## Requirement
Print the entire listing below word for word, excluding its pictures.

## Supplied entries
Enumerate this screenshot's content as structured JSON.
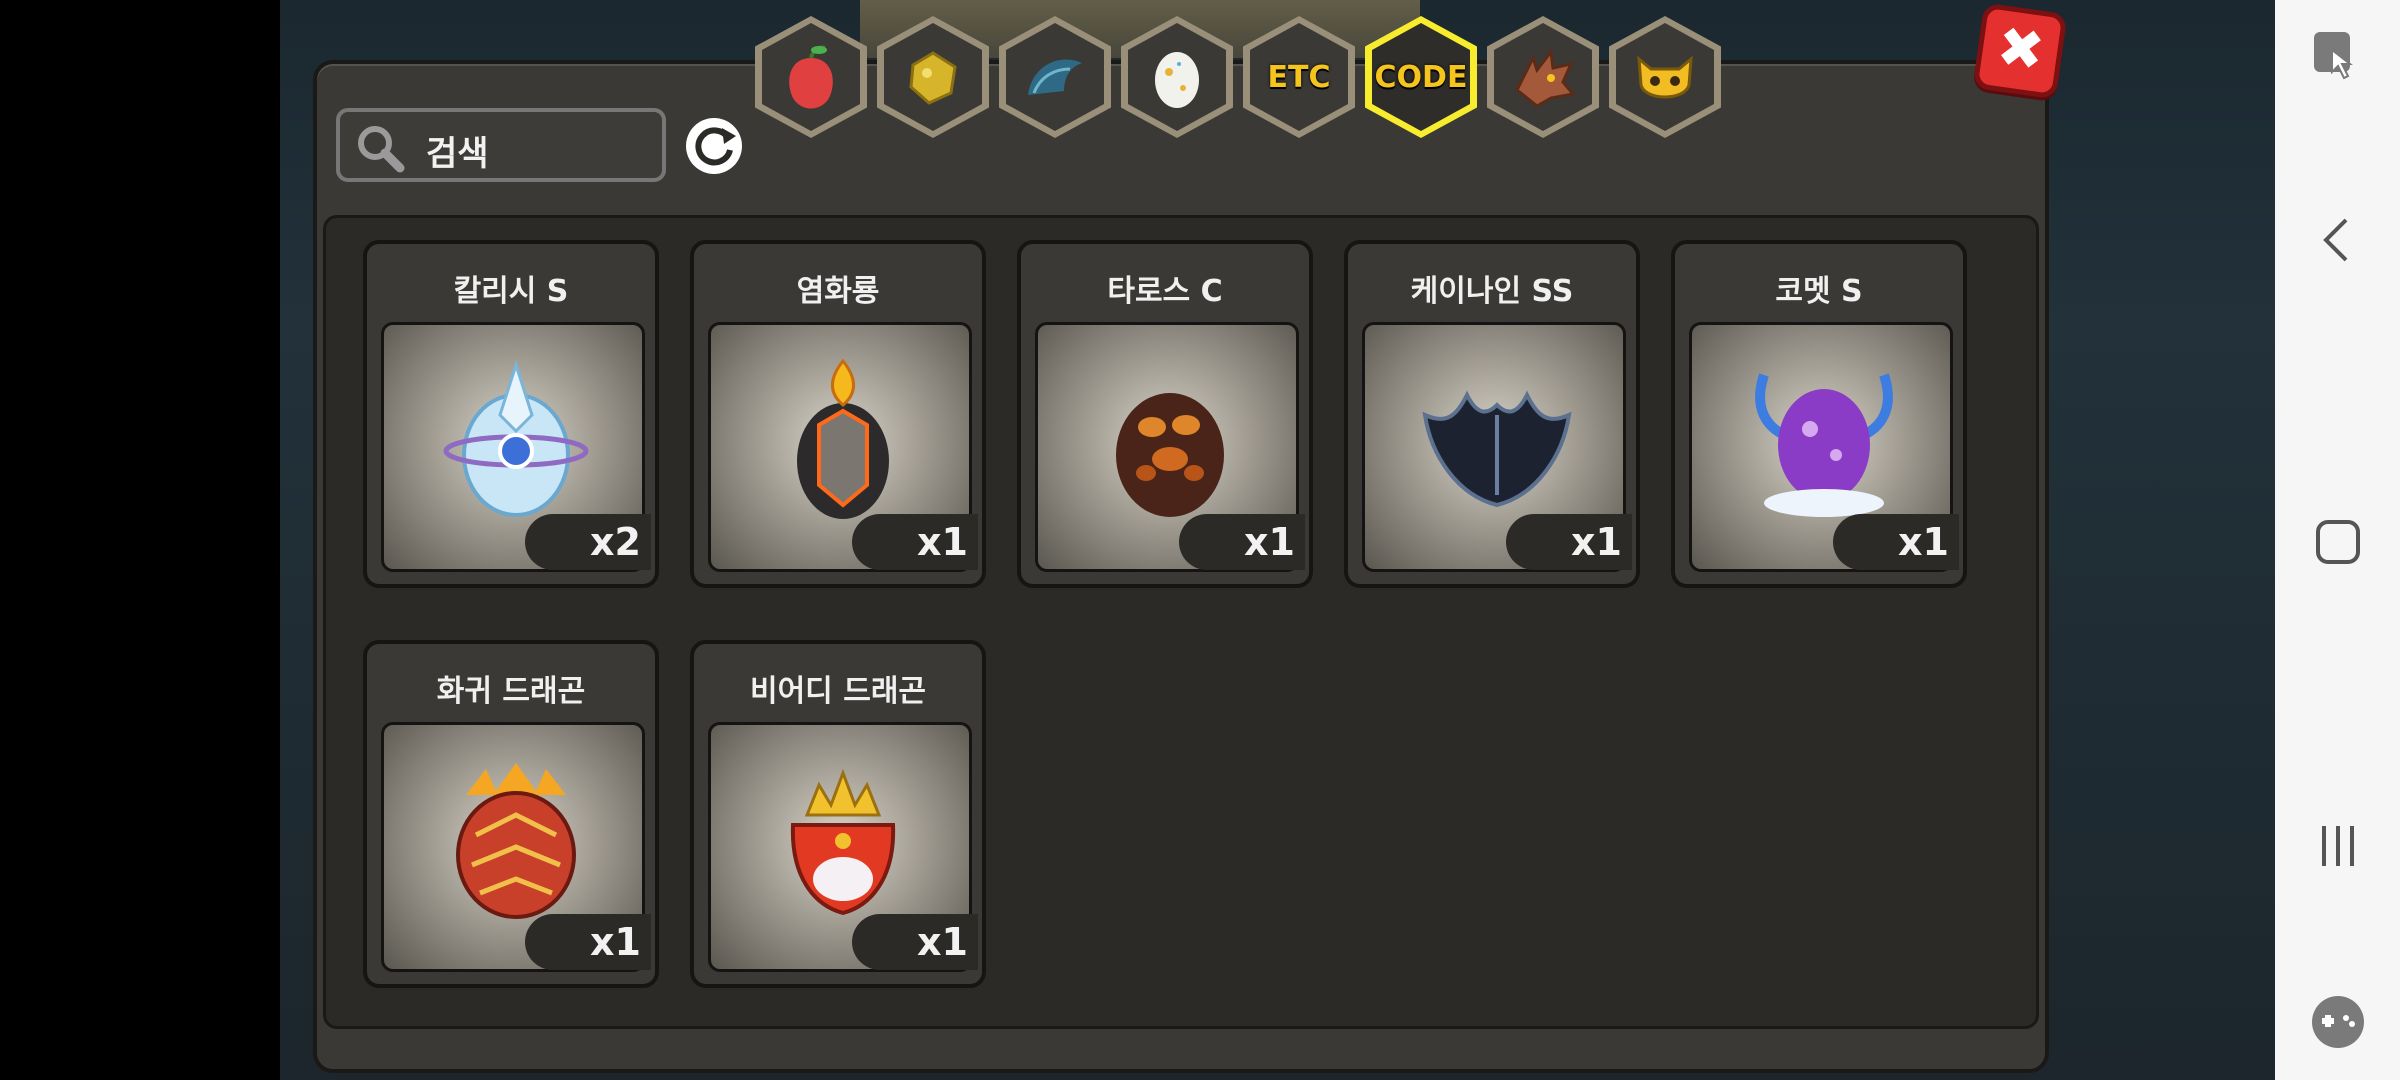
{
  "search": {
    "placeholder": "검색"
  },
  "tabs": [
    {
      "id": "fruit",
      "icon": "fruit-icon"
    },
    {
      "id": "gold",
      "icon": "gold-nugget-icon"
    },
    {
      "id": "claw",
      "icon": "claw-icon"
    },
    {
      "id": "egg",
      "icon": "egg-icon"
    },
    {
      "id": "etc",
      "label": "ETC"
    },
    {
      "id": "code",
      "label": "CODE",
      "active": true
    },
    {
      "id": "dragon",
      "icon": "dragon-head-icon"
    },
    {
      "id": "mask",
      "icon": "mask-icon"
    }
  ],
  "items": [
    {
      "name": "칼리시 S",
      "qty": "x2",
      "icon": "crystal-egg-icon"
    },
    {
      "name": "염화룡",
      "qty": "x1",
      "icon": "fire-dragon-egg-icon"
    },
    {
      "name": "타로스 C",
      "qty": "x1",
      "icon": "lava-egg-icon"
    },
    {
      "name": "케이나인 SS",
      "qty": "x1",
      "icon": "dark-egg-icon"
    },
    {
      "name": "코멧 S",
      "qty": "x1",
      "icon": "purple-egg-icon"
    },
    {
      "name": "화귀 드래곤",
      "qty": "x1",
      "icon": "flame-egg-icon"
    },
    {
      "name": "비어디 드래곤",
      "qty": "x1",
      "icon": "crown-egg-icon"
    }
  ],
  "colors": {
    "active_tab_border": "#f7ec2e",
    "close_button": "#e53030",
    "tab_text": "#f5c51d"
  }
}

## Solution for this task
Enumerate this screenshot's content as structured JSON.
{
  "search": {
    "placeholder": "검색"
  },
  "tabs": [
    {
      "id": "fruit",
      "icon": "fruit-icon"
    },
    {
      "id": "gold",
      "icon": "gold-nugget-icon"
    },
    {
      "id": "claw",
      "icon": "claw-icon"
    },
    {
      "id": "egg",
      "icon": "egg-icon"
    },
    {
      "id": "etc",
      "label": "ETC"
    },
    {
      "id": "code",
      "label": "CODE",
      "active": true
    },
    {
      "id": "dragon",
      "icon": "dragon-head-icon"
    },
    {
      "id": "mask",
      "icon": "mask-icon"
    }
  ],
  "items": [
    {
      "name": "칼리시 S",
      "qty": "x2",
      "icon": "crystal-egg-icon"
    },
    {
      "name": "염화룡",
      "qty": "x1",
      "icon": "fire-dragon-egg-icon"
    },
    {
      "name": "타로스 C",
      "qty": "x1",
      "icon": "lava-egg-icon"
    },
    {
      "name": "케이나인 SS",
      "qty": "x1",
      "icon": "dark-egg-icon"
    },
    {
      "name": "코멧 S",
      "qty": "x1",
      "icon": "purple-egg-icon"
    },
    {
      "name": "화귀 드래곤",
      "qty": "x1",
      "icon": "flame-egg-icon"
    },
    {
      "name": "비어디 드래곤",
      "qty": "x1",
      "icon": "crown-egg-icon"
    }
  ],
  "colors": {
    "active_tab_border": "#f7ec2e",
    "close_button": "#e53030",
    "tab_text": "#f5c51d"
  }
}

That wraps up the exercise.